Further the concern only related to herself and the fear of passing it on to her partner, not more widely in relation to society as a whole.
As the decision was only published 22 December we will have to wait to see whether or not an appeal is lodged. The Claimant had also claimed that she had made a protected disclosure by raising health and safety concerns and therefore there are still other aspects of this case to proceed.
What is interesting however is that the decision is that a person’s “fear” arising from the pandemic is not capable of being a belief where it related to herself and her partner. Whether it would have been held to be protected had her fear been wider than that and for example of for society in general, was not argued.
As we have seen over the last 21 months, our current understanding of Covid 19 compared to what we first understood back in March 2020 has evolved and in many areas changed substantially as the scientific understanding of the virus has developed. That in itself may mean that it would never amount to a philosophical belief as it is based on the present state of available information. However, this is unlikely to be the only case we see in relation to Covid-19 and the Equality Act. Indeed the situation may however be different for example, if someone holds a “belief” against vaccination and we are yet to see such a case.
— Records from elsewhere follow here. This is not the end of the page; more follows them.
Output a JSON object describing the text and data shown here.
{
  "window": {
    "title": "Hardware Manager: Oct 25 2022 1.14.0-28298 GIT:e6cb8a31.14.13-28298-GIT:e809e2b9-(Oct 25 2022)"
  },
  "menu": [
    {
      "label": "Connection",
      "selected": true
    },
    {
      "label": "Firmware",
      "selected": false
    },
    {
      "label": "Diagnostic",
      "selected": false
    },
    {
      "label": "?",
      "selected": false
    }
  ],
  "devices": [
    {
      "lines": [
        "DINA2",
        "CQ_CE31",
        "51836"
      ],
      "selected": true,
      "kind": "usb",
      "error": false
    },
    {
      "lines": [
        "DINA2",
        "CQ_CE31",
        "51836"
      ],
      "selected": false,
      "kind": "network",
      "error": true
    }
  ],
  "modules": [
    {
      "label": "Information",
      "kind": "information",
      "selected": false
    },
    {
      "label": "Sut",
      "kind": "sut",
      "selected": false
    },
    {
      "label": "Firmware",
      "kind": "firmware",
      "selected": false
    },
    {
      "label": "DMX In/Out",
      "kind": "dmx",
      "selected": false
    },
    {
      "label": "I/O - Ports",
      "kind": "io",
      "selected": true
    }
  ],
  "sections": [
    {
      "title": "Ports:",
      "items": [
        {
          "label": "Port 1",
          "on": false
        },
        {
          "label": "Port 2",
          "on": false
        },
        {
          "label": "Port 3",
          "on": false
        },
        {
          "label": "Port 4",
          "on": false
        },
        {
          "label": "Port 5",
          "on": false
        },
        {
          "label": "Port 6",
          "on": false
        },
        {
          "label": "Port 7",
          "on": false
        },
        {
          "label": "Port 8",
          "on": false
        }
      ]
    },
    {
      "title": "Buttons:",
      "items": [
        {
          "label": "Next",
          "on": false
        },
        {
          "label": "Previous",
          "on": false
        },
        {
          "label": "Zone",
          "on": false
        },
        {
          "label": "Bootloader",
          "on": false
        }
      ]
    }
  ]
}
These cases always take time to make their way through the Tribunal system, and even more so given the delays caused by the pandemic itself, so it is likely more cases will follow.